Segment Start: INFORMATION GIVEN

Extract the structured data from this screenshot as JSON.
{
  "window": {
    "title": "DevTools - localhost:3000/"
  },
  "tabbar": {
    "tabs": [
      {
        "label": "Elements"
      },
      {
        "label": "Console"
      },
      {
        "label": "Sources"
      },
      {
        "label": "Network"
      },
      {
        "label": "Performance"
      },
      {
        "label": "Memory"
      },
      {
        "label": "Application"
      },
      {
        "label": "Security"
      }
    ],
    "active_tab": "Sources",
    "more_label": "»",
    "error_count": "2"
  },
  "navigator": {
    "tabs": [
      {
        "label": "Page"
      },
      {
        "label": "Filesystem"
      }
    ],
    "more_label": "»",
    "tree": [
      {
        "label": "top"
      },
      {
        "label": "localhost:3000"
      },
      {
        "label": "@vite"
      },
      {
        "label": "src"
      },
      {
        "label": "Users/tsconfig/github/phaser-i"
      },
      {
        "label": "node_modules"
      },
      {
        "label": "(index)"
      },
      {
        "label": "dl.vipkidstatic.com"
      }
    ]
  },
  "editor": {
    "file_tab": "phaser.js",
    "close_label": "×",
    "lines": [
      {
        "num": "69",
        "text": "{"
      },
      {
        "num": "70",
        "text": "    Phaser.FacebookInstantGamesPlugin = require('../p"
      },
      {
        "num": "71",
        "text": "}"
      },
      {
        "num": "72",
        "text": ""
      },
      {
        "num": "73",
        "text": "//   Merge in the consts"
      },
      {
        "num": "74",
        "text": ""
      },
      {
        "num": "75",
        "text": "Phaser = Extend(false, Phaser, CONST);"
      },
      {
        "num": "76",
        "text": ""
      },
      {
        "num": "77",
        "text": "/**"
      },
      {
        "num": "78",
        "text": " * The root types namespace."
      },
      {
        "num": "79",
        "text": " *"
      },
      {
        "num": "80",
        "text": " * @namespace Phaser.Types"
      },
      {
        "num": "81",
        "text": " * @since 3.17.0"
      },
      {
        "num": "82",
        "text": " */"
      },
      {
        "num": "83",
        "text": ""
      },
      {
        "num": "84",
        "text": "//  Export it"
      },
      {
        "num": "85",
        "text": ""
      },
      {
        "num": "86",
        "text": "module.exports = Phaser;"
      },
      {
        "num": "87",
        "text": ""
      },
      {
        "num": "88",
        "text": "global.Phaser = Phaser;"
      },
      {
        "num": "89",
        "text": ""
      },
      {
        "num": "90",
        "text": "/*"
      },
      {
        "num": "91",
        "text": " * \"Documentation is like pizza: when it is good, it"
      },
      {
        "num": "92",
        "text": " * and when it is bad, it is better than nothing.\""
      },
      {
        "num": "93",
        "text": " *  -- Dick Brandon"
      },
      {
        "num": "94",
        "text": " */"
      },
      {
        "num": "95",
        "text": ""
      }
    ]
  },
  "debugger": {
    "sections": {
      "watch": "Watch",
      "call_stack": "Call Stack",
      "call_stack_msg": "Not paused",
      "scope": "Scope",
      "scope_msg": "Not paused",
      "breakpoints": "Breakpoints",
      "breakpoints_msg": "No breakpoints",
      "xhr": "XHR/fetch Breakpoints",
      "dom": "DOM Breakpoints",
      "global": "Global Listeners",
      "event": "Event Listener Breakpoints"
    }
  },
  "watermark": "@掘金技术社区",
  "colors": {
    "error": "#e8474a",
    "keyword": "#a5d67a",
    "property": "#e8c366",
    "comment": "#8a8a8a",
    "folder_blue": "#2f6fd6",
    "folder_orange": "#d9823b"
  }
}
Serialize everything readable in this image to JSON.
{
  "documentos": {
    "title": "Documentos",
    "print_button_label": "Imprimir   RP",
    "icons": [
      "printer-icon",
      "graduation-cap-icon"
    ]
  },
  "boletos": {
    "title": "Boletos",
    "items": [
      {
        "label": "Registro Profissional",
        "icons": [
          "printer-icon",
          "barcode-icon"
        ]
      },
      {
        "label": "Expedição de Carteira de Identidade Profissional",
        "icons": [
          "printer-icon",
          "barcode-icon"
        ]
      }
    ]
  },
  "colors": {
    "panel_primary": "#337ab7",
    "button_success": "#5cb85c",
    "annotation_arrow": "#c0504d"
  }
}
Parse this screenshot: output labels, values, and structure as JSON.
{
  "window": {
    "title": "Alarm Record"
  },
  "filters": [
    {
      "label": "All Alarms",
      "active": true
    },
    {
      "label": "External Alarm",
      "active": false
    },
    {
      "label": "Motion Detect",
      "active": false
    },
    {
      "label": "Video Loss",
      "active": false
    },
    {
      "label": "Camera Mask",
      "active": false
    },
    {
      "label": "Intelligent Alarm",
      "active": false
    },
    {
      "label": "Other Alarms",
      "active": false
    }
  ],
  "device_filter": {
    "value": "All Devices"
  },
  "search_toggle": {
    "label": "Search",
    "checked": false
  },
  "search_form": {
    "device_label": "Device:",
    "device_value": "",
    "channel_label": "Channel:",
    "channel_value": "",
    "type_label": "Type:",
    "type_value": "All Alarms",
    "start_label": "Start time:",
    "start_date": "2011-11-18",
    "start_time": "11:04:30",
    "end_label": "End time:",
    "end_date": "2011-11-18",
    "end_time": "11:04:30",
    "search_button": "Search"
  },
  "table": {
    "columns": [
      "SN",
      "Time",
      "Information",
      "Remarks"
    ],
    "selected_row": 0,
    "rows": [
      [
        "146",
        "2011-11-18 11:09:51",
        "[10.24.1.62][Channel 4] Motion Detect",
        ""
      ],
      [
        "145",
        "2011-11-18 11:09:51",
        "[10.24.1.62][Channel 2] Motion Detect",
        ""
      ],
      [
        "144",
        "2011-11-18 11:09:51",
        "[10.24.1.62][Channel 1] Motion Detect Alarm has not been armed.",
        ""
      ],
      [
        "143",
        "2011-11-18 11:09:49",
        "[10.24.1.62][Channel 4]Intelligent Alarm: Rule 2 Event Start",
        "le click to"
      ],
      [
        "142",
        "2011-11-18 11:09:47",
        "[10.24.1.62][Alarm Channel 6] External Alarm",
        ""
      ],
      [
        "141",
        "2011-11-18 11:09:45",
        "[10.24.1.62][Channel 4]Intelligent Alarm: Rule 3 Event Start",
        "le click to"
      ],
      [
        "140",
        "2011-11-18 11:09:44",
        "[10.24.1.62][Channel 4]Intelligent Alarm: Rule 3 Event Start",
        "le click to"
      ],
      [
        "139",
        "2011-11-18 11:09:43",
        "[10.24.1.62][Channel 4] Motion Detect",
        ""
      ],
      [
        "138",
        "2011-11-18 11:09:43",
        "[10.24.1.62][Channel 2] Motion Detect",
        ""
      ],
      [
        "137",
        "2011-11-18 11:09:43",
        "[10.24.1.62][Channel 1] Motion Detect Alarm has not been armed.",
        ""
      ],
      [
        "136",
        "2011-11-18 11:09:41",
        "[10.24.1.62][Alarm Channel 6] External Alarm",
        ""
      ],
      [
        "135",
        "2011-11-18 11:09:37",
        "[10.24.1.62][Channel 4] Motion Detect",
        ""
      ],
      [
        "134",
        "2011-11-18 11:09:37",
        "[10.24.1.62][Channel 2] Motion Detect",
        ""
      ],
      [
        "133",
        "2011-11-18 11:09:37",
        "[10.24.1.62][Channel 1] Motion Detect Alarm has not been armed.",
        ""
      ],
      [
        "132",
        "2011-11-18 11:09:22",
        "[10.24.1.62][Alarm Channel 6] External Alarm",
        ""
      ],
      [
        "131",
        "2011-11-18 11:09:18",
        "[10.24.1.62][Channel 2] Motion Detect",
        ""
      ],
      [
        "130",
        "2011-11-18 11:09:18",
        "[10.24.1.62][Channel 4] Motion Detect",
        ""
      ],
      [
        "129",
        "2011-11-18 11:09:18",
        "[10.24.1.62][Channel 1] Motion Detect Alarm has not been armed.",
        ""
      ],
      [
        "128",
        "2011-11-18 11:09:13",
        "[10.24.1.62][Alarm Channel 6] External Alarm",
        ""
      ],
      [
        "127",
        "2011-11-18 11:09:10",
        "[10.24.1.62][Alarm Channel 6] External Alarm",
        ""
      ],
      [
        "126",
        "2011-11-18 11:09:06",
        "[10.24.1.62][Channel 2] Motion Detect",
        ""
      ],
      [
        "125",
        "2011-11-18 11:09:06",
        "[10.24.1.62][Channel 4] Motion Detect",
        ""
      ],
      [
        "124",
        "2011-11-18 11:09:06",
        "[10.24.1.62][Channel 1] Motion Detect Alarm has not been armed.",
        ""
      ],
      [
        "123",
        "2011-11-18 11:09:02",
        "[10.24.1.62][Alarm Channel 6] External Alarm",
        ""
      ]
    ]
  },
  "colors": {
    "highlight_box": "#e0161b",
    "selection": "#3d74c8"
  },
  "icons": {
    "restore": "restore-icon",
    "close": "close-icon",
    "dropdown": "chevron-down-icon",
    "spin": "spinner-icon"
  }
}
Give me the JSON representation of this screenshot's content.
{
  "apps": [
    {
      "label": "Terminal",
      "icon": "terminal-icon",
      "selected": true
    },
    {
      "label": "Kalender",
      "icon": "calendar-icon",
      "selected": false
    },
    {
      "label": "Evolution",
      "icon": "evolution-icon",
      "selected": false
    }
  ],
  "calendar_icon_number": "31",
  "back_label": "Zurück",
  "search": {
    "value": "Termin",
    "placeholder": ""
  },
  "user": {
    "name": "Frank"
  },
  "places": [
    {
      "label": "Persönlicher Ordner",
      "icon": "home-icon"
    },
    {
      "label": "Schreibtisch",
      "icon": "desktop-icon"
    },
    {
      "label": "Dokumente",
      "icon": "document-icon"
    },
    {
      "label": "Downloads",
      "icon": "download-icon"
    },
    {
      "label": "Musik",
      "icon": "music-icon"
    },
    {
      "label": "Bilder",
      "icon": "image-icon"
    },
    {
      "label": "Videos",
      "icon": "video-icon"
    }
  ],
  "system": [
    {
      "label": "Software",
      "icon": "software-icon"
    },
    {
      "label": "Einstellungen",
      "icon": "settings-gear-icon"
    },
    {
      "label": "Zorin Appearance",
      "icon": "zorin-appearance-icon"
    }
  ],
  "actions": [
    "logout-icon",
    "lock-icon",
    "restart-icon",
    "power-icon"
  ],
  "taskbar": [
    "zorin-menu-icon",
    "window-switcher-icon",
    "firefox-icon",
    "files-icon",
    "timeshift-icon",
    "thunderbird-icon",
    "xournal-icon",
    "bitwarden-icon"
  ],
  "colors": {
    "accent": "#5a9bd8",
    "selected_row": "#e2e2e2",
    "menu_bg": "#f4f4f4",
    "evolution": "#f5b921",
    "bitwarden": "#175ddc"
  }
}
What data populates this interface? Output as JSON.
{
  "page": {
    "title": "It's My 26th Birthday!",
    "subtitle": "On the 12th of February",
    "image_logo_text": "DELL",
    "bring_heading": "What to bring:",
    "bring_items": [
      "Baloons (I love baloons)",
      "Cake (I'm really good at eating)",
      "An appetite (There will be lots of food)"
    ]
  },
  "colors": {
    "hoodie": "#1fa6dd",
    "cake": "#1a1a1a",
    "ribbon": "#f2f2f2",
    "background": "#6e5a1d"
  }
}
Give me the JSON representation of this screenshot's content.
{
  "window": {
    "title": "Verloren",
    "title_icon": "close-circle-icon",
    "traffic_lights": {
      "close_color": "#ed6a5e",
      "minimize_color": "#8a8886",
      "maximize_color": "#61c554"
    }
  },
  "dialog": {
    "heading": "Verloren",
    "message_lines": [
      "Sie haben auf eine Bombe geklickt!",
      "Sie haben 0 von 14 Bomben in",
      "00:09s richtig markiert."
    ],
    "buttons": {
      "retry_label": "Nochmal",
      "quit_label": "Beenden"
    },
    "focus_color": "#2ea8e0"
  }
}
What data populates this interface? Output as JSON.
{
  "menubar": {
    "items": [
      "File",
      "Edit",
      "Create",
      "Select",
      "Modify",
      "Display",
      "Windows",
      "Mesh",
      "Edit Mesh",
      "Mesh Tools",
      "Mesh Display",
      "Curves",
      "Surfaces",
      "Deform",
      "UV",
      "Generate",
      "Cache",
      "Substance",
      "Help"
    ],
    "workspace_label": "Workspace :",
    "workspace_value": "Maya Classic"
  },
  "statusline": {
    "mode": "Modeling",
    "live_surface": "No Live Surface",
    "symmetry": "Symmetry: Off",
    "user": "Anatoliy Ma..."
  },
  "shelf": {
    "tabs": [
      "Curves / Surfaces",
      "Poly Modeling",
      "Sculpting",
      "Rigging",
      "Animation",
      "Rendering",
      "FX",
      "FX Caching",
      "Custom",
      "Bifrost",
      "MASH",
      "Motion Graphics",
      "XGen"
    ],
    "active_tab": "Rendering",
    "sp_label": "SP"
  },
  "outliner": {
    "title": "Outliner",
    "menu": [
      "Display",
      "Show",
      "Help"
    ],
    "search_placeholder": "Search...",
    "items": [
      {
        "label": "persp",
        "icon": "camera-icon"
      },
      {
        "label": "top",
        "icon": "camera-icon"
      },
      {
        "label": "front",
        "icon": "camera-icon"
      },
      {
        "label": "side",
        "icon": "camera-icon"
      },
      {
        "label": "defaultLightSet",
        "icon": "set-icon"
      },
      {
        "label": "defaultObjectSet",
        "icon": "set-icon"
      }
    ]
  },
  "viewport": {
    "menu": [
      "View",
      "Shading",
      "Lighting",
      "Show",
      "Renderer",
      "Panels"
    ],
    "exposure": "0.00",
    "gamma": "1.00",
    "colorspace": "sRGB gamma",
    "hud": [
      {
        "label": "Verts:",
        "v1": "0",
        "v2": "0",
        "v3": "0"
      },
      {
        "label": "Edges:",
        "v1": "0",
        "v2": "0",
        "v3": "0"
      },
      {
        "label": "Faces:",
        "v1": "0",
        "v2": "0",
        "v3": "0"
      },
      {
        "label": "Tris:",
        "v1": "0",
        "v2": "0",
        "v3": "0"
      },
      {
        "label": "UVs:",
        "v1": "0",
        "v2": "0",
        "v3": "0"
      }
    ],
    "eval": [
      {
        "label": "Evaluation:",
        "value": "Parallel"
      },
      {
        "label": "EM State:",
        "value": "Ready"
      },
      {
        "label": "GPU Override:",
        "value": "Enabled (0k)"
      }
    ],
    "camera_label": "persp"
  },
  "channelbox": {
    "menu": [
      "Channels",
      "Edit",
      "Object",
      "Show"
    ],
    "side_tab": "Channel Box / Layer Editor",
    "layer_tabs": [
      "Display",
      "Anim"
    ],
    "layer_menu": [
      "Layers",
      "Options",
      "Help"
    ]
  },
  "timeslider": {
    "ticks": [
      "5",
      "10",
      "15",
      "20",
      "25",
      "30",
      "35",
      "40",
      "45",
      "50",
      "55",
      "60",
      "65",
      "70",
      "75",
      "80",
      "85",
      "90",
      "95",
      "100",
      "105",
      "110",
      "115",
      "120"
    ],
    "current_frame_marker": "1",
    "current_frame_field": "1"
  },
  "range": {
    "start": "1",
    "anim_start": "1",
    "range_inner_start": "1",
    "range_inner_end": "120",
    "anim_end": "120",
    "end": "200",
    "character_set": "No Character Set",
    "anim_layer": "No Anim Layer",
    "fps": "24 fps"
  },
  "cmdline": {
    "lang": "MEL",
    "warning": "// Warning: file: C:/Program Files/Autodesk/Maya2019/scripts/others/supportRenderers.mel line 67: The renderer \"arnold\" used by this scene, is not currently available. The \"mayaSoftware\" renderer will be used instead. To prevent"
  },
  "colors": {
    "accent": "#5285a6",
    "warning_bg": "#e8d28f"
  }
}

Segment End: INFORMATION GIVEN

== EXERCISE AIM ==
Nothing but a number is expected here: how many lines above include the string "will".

== WRITTEN RESPONSE ==
2